[Web page and app entries]
----------

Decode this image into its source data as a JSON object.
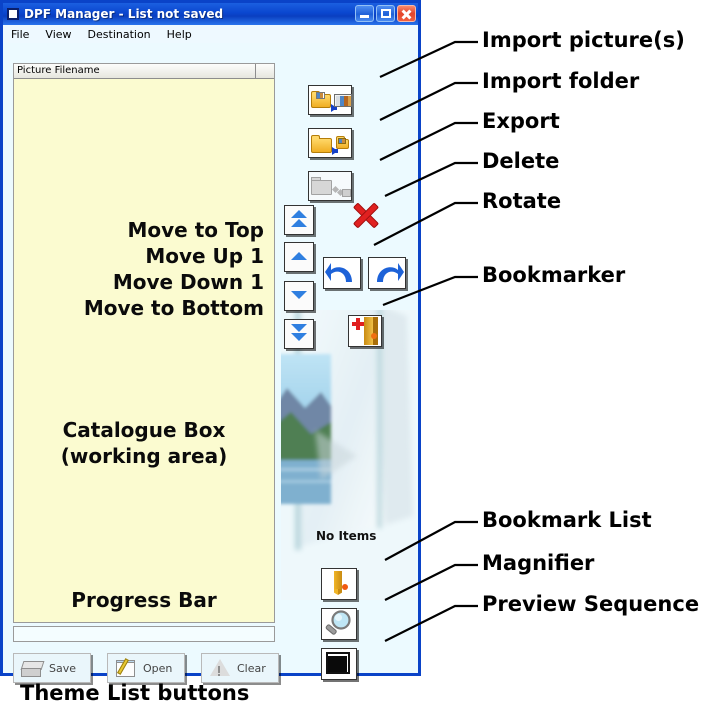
{
  "window": {
    "title": "DPF Manager  -  List not saved",
    "menu": [
      "File",
      "View",
      "Destination",
      "Help"
    ],
    "buttons": {
      "minimize": "Minimize",
      "maximize": "Maximize",
      "close": "Close"
    }
  },
  "list": {
    "column_header": "Picture Filename",
    "column_header_2": "",
    "annotations": {
      "move_top": "Move to Top",
      "move_up": "Move Up 1",
      "move_down": "Move Down 1",
      "move_bottom": "Move to Bottom",
      "catalogue_line1": "Catalogue Box",
      "catalogue_line2": "(working area)",
      "progress": "Progress Bar"
    }
  },
  "theme_buttons": [
    {
      "label": "Save",
      "icon": "scanner-icon"
    },
    {
      "label": "Open",
      "icon": "notepad-pencil-icon"
    },
    {
      "label": "Clear",
      "icon": "warning-triangle-icon"
    }
  ],
  "preview": {
    "empty_text": "No Items"
  },
  "toolbar_icons": [
    {
      "name": "import-pictures-icon"
    },
    {
      "name": "import-folder-icon"
    },
    {
      "name": "export-icon"
    },
    {
      "name": "delete-icon"
    },
    {
      "name": "rotate-left-icon"
    },
    {
      "name": "rotate-right-icon"
    },
    {
      "name": "bookmarker-icon"
    },
    {
      "name": "move-to-top-icon"
    },
    {
      "name": "move-up-icon"
    },
    {
      "name": "move-down-icon"
    },
    {
      "name": "move-to-bottom-icon"
    },
    {
      "name": "bookmark-list-icon"
    },
    {
      "name": "magnifier-icon"
    },
    {
      "name": "preview-sequence-icon"
    }
  ],
  "callouts": {
    "import_pictures": "Import picture(s)",
    "import_folder": "Import folder",
    "export": "Export",
    "delete": "Delete",
    "rotate": "Rotate",
    "bookmarker": "Bookmarker",
    "bookmark_list": "Bookmark List",
    "magnifier": "Magnifier",
    "preview_sequence": "Preview Sequence"
  },
  "caption": {
    "theme_list": "Theme List buttons"
  },
  "colors": {
    "title_blue": "#0a43c8",
    "list_yellow": "#fbfbd0",
    "client_bg": "#ecfaff",
    "close_red": "#e3442a",
    "accent_orange": "#f0ae23",
    "delete_red": "#e02020",
    "arrow_blue": "#2f7fe0"
  }
}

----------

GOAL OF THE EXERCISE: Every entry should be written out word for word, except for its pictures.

RESPONSE FOR THIS EXERCISE:
Decode this image into its source data as a JSON object.
{
  "window": {
    "title": "DPF Manager  -  List not saved",
    "menu": [
      "File",
      "View",
      "Destination",
      "Help"
    ],
    "buttons": {
      "minimize": "Minimize",
      "maximize": "Maximize",
      "close": "Close"
    }
  },
  "list": {
    "column_header": "Picture Filename",
    "column_header_2": "",
    "annotations": {
      "move_top": "Move to Top",
      "move_up": "Move Up 1",
      "move_down": "Move Down 1",
      "move_bottom": "Move to Bottom",
      "catalogue_line1": "Catalogue Box",
      "catalogue_line2": "(working area)",
      "progress": "Progress Bar"
    }
  },
  "theme_buttons": [
    {
      "label": "Save",
      "icon": "scanner-icon"
    },
    {
      "label": "Open",
      "icon": "notepad-pencil-icon"
    },
    {
      "label": "Clear",
      "icon": "warning-triangle-icon"
    }
  ],
  "preview": {
    "empty_text": "No Items"
  },
  "toolbar_icons": [
    {
      "name": "import-pictures-icon"
    },
    {
      "name": "import-folder-icon"
    },
    {
      "name": "export-icon"
    },
    {
      "name": "delete-icon"
    },
    {
      "name": "rotate-left-icon"
    },
    {
      "name": "rotate-right-icon"
    },
    {
      "name": "bookmarker-icon"
    },
    {
      "name": "move-to-top-icon"
    },
    {
      "name": "move-up-icon"
    },
    {
      "name": "move-down-icon"
    },
    {
      "name": "move-to-bottom-icon"
    },
    {
      "name": "bookmark-list-icon"
    },
    {
      "name": "magnifier-icon"
    },
    {
      "name": "preview-sequence-icon"
    }
  ],
  "callouts": {
    "import_pictures": "Import picture(s)",
    "import_folder": "Import folder",
    "export": "Export",
    "delete": "Delete",
    "rotate": "Rotate",
    "bookmarker": "Bookmarker",
    "bookmark_list": "Bookmark List",
    "magnifier": "Magnifier",
    "preview_sequence": "Preview Sequence"
  },
  "caption": {
    "theme_list": "Theme List buttons"
  },
  "colors": {
    "title_blue": "#0a43c8",
    "list_yellow": "#fbfbd0",
    "client_bg": "#ecfaff",
    "close_red": "#e3442a",
    "accent_orange": "#f0ae23",
    "delete_red": "#e02020",
    "arrow_blue": "#2f7fe0"
  }
}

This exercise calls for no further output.